── GIVEN ENTRIES ──

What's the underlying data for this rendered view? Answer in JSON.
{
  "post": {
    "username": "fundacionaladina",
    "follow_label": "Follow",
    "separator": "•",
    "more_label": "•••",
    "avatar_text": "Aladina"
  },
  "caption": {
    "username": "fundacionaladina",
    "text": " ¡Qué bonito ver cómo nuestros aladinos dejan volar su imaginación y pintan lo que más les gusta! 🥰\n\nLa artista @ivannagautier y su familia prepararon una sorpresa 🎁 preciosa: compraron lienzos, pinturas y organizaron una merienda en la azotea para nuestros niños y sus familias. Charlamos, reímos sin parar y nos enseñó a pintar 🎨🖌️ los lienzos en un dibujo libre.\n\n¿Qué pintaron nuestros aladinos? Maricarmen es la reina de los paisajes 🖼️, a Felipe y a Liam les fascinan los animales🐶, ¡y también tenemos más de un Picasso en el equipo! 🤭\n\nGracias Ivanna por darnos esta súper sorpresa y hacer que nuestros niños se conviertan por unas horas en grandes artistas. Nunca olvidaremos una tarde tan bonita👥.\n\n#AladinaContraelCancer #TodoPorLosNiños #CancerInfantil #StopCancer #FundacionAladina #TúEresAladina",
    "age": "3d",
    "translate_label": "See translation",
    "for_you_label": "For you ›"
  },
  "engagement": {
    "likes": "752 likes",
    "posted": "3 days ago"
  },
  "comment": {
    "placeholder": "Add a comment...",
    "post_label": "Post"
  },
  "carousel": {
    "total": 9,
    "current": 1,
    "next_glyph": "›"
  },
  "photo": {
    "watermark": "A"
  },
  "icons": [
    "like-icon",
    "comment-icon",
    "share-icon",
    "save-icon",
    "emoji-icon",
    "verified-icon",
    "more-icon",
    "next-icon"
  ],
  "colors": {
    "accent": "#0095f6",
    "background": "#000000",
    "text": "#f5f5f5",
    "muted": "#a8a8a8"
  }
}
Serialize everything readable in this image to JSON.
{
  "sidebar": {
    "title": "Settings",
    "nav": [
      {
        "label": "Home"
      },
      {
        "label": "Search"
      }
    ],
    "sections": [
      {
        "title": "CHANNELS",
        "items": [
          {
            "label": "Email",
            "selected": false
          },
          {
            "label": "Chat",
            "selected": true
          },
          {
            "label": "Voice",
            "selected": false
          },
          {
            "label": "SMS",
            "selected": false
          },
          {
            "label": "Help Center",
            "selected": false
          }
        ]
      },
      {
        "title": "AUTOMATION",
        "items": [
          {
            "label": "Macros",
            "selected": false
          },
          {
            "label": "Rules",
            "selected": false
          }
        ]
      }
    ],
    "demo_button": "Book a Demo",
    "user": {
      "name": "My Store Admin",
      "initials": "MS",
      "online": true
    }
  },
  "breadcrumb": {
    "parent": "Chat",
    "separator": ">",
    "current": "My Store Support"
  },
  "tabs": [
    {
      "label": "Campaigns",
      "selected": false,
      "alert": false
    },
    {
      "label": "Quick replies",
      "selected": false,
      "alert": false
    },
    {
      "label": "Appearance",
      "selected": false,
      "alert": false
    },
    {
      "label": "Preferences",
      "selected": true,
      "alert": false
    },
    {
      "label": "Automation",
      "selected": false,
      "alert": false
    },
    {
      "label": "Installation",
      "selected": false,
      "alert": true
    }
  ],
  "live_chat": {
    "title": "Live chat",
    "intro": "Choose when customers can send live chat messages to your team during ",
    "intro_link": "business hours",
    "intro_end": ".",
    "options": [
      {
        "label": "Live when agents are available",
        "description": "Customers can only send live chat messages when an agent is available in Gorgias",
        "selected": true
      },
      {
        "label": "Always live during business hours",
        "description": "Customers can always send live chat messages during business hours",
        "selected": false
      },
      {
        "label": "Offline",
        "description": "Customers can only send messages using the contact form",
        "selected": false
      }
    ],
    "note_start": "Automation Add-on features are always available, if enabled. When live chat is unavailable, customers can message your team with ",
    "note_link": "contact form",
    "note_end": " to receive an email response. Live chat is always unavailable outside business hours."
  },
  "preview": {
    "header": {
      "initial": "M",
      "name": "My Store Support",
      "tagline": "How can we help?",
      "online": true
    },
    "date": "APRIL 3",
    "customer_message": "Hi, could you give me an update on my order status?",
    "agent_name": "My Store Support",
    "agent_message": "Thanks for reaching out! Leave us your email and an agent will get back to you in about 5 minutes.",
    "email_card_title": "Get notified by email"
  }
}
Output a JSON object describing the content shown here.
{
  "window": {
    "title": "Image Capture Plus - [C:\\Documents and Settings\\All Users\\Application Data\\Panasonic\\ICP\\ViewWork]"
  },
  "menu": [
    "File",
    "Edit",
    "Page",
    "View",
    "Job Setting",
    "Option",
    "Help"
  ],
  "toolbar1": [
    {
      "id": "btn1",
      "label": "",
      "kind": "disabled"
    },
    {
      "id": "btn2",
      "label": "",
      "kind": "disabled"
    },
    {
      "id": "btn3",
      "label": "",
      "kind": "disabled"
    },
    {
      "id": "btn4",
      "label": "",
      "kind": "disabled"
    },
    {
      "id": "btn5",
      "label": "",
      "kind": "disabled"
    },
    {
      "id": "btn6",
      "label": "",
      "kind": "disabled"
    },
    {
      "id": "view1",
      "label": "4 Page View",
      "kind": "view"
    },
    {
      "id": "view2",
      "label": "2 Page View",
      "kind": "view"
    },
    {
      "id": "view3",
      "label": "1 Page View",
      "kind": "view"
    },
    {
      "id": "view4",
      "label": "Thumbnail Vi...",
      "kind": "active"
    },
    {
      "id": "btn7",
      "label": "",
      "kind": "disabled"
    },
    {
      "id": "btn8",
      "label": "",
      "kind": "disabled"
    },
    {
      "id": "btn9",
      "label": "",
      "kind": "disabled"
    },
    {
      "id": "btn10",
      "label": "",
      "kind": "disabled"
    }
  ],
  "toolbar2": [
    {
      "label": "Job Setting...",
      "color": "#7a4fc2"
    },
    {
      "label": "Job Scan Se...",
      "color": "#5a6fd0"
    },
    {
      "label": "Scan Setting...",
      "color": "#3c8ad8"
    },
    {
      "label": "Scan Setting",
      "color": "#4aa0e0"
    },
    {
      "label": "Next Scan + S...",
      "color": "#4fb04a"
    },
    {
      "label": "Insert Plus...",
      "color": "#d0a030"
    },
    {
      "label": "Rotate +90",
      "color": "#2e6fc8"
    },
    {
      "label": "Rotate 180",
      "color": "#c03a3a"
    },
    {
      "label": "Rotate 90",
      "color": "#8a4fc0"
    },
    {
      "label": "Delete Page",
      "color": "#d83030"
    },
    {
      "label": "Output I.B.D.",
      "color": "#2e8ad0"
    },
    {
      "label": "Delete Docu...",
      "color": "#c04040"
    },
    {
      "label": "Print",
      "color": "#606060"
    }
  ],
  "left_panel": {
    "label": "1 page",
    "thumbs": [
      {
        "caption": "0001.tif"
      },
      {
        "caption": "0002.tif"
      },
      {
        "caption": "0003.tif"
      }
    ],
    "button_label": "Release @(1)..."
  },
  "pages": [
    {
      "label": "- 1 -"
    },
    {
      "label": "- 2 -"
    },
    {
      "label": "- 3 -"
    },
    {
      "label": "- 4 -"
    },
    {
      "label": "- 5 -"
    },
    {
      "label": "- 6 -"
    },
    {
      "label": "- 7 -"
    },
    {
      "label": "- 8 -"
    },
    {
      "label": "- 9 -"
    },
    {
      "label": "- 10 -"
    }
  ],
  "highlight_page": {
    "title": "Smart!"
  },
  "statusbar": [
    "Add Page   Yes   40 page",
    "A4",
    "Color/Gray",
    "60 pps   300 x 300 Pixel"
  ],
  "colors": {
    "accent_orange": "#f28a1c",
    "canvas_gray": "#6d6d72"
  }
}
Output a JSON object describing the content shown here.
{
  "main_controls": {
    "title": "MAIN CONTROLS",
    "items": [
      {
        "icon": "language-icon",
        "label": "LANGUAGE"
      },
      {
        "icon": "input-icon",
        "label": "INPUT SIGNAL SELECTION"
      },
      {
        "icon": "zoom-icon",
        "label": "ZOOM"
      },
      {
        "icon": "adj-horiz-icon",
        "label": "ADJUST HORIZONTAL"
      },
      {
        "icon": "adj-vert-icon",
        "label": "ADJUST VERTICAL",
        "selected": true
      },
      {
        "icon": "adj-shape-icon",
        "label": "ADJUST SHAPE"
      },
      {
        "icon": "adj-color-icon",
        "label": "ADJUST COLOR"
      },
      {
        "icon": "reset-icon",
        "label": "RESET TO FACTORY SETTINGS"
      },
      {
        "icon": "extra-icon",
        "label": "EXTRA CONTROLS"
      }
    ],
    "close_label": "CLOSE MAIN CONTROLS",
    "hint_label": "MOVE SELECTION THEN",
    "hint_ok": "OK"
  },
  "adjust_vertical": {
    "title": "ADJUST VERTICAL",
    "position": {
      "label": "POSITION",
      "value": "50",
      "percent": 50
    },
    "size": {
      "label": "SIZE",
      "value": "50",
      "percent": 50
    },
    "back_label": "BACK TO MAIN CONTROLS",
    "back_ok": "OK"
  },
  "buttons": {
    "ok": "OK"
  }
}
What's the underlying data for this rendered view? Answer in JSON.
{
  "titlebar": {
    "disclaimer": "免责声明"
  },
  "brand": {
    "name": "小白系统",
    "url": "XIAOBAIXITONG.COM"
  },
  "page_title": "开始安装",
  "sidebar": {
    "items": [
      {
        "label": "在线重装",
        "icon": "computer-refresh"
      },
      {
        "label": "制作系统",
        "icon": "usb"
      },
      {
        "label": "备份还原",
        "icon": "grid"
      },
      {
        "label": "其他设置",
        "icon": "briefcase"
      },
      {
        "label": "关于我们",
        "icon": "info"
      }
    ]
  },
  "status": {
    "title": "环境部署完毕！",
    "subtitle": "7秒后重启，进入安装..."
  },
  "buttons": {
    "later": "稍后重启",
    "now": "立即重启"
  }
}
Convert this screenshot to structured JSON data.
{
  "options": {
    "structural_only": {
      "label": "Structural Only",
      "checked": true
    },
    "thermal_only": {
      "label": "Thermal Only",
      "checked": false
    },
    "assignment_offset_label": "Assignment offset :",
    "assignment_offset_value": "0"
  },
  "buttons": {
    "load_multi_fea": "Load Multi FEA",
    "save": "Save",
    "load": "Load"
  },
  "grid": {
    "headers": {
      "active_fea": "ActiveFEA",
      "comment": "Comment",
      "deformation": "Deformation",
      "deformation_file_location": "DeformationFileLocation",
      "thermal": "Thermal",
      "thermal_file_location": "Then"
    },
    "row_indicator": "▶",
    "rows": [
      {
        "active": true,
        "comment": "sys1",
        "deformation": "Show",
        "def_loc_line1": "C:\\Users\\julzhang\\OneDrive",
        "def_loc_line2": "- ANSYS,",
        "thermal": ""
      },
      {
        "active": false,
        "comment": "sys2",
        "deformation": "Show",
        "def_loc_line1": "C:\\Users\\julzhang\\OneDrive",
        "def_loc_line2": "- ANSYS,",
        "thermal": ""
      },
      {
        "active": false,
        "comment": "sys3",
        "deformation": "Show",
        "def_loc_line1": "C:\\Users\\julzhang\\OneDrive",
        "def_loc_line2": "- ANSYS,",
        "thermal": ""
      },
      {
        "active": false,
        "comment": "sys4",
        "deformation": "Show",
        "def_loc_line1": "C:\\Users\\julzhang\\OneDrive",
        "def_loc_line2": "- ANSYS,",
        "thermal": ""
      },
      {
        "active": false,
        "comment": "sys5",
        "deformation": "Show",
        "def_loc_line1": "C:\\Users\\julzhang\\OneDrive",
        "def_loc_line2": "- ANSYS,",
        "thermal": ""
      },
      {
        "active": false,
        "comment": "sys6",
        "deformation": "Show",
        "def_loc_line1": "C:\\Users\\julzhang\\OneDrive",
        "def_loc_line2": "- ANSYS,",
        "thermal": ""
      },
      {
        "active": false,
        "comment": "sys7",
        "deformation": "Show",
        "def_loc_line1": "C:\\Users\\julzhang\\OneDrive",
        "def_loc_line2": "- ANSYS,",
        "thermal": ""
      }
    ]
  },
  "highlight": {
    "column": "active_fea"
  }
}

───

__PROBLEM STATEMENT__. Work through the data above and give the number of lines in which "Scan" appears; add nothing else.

__ANSWER FOR THE TASK__. 4